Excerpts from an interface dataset
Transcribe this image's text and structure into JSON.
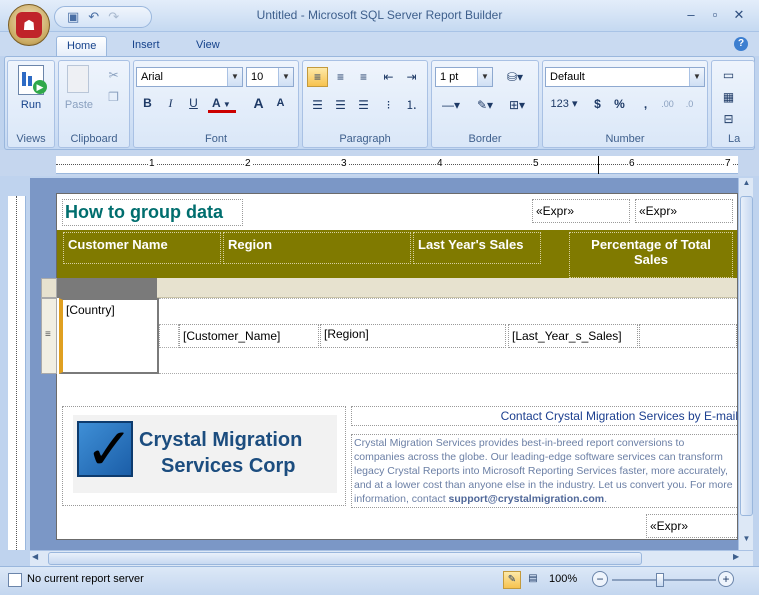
{
  "app": {
    "title": "Untitled - Microsoft SQL Server Report Builder",
    "window_buttons": [
      "–",
      "▫",
      "✕"
    ]
  },
  "qat": {
    "icons": [
      "save-icon",
      "undo-icon",
      "redo-icon"
    ]
  },
  "tabs": [
    {
      "label": "Home",
      "active": true
    },
    {
      "label": "Insert",
      "active": false
    },
    {
      "label": "View",
      "active": false
    }
  ],
  "ribbon": {
    "views": {
      "run_label": "Run",
      "group_label": "Views"
    },
    "clipboard": {
      "paste_label": "Paste",
      "group_label": "Clipboard"
    },
    "font": {
      "family": "Arial",
      "size": "10",
      "group_label": "Font",
      "bold": "B",
      "italic": "I",
      "underline": "U",
      "color": "A",
      "grow": "A",
      "shrink": "A"
    },
    "paragraph": {
      "group_label": "Paragraph"
    },
    "border": {
      "width": "1 pt",
      "group_label": "Border"
    },
    "number": {
      "format": "Default",
      "placeholder": "123",
      "currency": "$",
      "percent": "%",
      "comma": ",",
      "group_label": "Number"
    },
    "layout_label": "La"
  },
  "ruler": {
    "marks": [
      "1",
      "2",
      "3",
      "4",
      "5",
      "6",
      "7"
    ]
  },
  "report": {
    "title": "How to group data",
    "expr1": "«Expr»",
    "expr2": "«Expr»",
    "headers": {
      "customer_name": "Customer Name",
      "region": "Region",
      "last_year_sales": "Last Year's Sales",
      "percentage": "Percentage of Total Sales"
    },
    "group_field": "[Country]",
    "detail": {
      "customer": "[Customer_Name]",
      "region": "[Region]",
      "sales": "[Last_Year_s_Sales]"
    },
    "logo_line1": "Crystal Migration",
    "logo_line2": "Services Corp",
    "contact_heading": "Contact Crystal Migration Services by E-mail",
    "contact_body": "Crystal Migration Services provides best-in-breed report conversions to companies across the globe. Our leading-edge software services can transform legacy Crystal Reports into Microsoft Reporting Services faster, more accurately, and at a lower cost than anyone else in the industry. Let us convert you. For more information, contact ",
    "contact_email": "support@crystalmigration.com",
    "contact_end": ".",
    "footer_expr": "«Expr»"
  },
  "status": {
    "server": "No current report server",
    "zoom": "100%"
  },
  "colors": {
    "header_band": "#807a00",
    "title_text": "#006e6e",
    "ribbon_text": "#15428b",
    "accent": "#f7c24f"
  }
}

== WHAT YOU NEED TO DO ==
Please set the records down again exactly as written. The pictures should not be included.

== TASK RESULT ==
Transcribe this image's text and structure into JSON.
{
  "app": {
    "title": "Untitled - Microsoft SQL Server Report Builder",
    "window_buttons": [
      "–",
      "▫",
      "✕"
    ]
  },
  "qat": {
    "icons": [
      "save-icon",
      "undo-icon",
      "redo-icon"
    ]
  },
  "tabs": [
    {
      "label": "Home",
      "active": true
    },
    {
      "label": "Insert",
      "active": false
    },
    {
      "label": "View",
      "active": false
    }
  ],
  "ribbon": {
    "views": {
      "run_label": "Run",
      "group_label": "Views"
    },
    "clipboard": {
      "paste_label": "Paste",
      "group_label": "Clipboard"
    },
    "font": {
      "family": "Arial",
      "size": "10",
      "group_label": "Font",
      "bold": "B",
      "italic": "I",
      "underline": "U",
      "color": "A",
      "grow": "A",
      "shrink": "A"
    },
    "paragraph": {
      "group_label": "Paragraph"
    },
    "border": {
      "width": "1 pt",
      "group_label": "Border"
    },
    "number": {
      "format": "Default",
      "placeholder": "123",
      "currency": "$",
      "percent": "%",
      "comma": ",",
      "group_label": "Number"
    },
    "layout_label": "La"
  },
  "ruler": {
    "marks": [
      "1",
      "2",
      "3",
      "4",
      "5",
      "6",
      "7"
    ]
  },
  "report": {
    "title": "How to group data",
    "expr1": "«Expr»",
    "expr2": "«Expr»",
    "headers": {
      "customer_name": "Customer Name",
      "region": "Region",
      "last_year_sales": "Last Year's Sales",
      "percentage": "Percentage of Total Sales"
    },
    "group_field": "[Country]",
    "detail": {
      "customer": "[Customer_Name]",
      "region": "[Region]",
      "sales": "[Last_Year_s_Sales]"
    },
    "logo_line1": "Crystal Migration",
    "logo_line2": "Services Corp",
    "contact_heading": "Contact Crystal Migration Services by E-mail",
    "contact_body": "Crystal Migration Services provides best-in-breed report conversions to companies across the globe. Our leading-edge software services can transform legacy Crystal Reports into Microsoft Reporting Services faster, more accurately, and at a lower cost than anyone else in the industry. Let us convert you. For more information, contact ",
    "contact_email": "support@crystalmigration.com",
    "contact_end": ".",
    "footer_expr": "«Expr»"
  },
  "status": {
    "server": "No current report server",
    "zoom": "100%"
  },
  "colors": {
    "header_band": "#807a00",
    "title_text": "#006e6e",
    "ribbon_text": "#15428b",
    "accent": "#f7c24f"
  }
}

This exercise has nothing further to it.